◆ What is being asked: Figure out how many lines in these records contain "中国联通". Only the number belongs in the reply.

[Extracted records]
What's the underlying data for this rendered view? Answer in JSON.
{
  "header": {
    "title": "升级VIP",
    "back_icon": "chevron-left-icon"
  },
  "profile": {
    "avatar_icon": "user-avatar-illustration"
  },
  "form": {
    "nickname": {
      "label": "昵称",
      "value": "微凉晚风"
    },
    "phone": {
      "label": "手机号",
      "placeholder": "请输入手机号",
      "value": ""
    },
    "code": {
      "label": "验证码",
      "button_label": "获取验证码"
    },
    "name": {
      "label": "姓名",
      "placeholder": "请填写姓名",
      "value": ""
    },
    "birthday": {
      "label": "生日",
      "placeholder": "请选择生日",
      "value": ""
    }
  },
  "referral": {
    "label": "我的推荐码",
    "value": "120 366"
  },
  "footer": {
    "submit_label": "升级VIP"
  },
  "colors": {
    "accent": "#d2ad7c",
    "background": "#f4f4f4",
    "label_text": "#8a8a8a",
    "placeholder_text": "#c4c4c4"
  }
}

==

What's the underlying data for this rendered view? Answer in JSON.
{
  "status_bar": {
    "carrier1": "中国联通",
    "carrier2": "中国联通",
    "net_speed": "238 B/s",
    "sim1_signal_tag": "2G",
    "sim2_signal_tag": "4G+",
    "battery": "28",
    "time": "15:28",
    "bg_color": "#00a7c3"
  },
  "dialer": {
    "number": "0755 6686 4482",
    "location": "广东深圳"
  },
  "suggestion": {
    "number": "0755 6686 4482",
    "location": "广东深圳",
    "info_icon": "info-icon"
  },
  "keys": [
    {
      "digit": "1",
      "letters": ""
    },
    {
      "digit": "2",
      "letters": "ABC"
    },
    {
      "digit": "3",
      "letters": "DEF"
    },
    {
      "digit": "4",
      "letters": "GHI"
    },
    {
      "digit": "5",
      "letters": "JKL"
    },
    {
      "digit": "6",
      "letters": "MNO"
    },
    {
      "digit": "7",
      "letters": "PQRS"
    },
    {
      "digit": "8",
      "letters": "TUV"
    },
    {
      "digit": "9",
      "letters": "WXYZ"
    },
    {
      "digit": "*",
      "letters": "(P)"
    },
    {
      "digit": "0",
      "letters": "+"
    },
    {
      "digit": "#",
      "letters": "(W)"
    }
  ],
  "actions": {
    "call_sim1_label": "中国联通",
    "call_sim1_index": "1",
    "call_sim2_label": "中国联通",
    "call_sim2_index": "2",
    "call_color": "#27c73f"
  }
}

◆ Expected answer: 4